Have a little look at that list. Any game there you like? Then, my friend, you have played a game with a distinctly Japanese flavour. And there are so many, many more besides – Devil May Cry and its ilk, off the top of my head.
It is in the absence of the Japanese craziness and imagination that it is most notable, and notable that we are at a time when games have taken a very… American approach to their tone. It’s all big muscles, massive over-compensatory penile extensions and often more swearing than is necessary, or violence and vulgarity to the point that it overdoses and becomes obscene, rather than entertaining.
It’s not merely the Japanese though – take a staple of our gaming lives, Lara Croft. In the original Tomb Raider games, she was flirty and had a sense of humour, serious but clearly doing her job because she loved the adventure, not the end result. Once it went American, she became a carpet-munching man-hating action heroine whose only drive was because she watched her mummy “die” and her daddy disappeared, leaving her alone in an upper-class world of privilege, attending boarding school and getting good grades. Holy shit America, I didn’t realise you thought being a British Toff was so painfully agonising! Best not introduce you to The Only Way Is Essex, your brains may not be able to handle the stark change of tone…
But the US seems to be the biggest market. The problem is this – whilst it may be the biggest market, it’s also the market with, ostensibly, the poorest taste… OR SO I THOUGHT.
The sales of Catherine give me hope that quality and charm and humour can be a massive part of gaming today, and not all successful commercial releases need to be American Action Heroes who couldn’t find their penis without the aid of a powerful microscope. And a lot of reviews celebrated the mature, rounded way Catherine approaches the issue of infidelity, sex and the inner turmoil of a man struggling with his own conscience, a man who is a hero in his dreams but a complete wuss in reality.

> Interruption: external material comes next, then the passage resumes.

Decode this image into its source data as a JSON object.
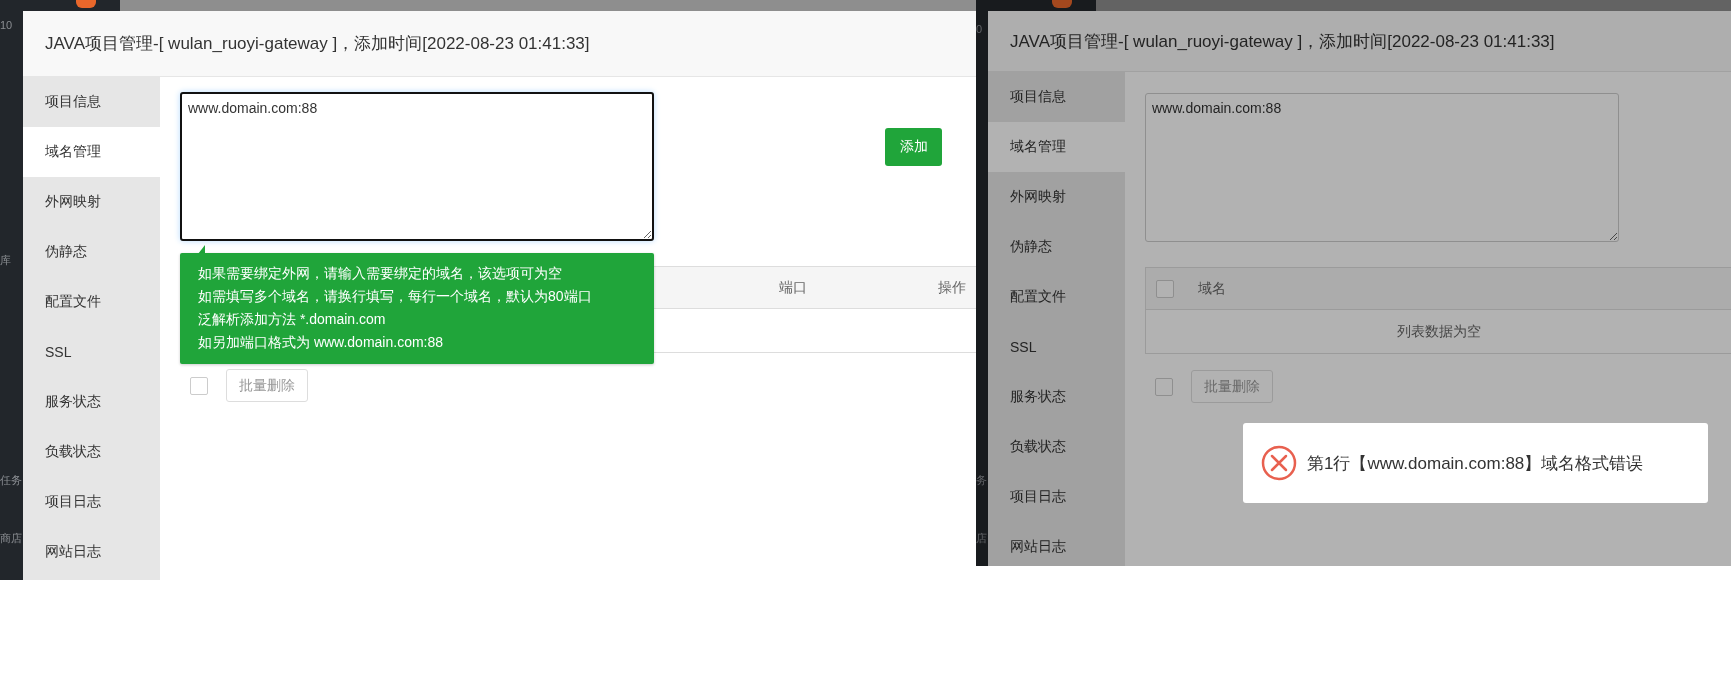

This is what Japan does best – content that has depth, meaning and whilst it often does have that wildly inappropriate moment from time to time, it’s often no more than a big muscley man holding a minigun as if the whirly barrel bit is their cock.
But instead, the biggest problem people have with it is the anime style; the crazy bosses which reflect the greatest fears of most men in that position, the colour and style and sometimes the strange delivery and awkwardly jarring mistranslations.
To me, all of that is a selling point. But whereas many of us do like Japanese games; vocally, more have been lambasting it and calling it “samey” and “old fashioned”.
Sadly a criticism that the Japanese should be levelling at our Western games like Gears of War and Halo, games which are rooted in a very old-fashioned chauvinistic ideology, where women are either objects to be flirted with, sexed up and discarded or evil and there to tempt the hero from the path of justice and righteousness. Games which are mired in guns that in some cases are a hundred years old, or so improbable you may as well be firing dildos out of that cannon. Games which don’t scare – they just shock. Games which aren’t interested in the art of gaming – more interested in looking at themselves in a mirror, vain and conceited and then realising that actually the player has offered to take them to dinner like three days ago.
Which is probably why historically American games and the 360 do very badly in Japan – we have such different tastes and ideas on what is childish and old-fashioned.
The Western audience may not appreciate the Japanese imagination or sensibility, but historically – they’ve been the best selling commercial titles in the West, ever. And no amount of Westernisation is really going to equal that – no matter how hard people try. It’s just not going to happen, despite what people may think about it.
But then, people in glass houses…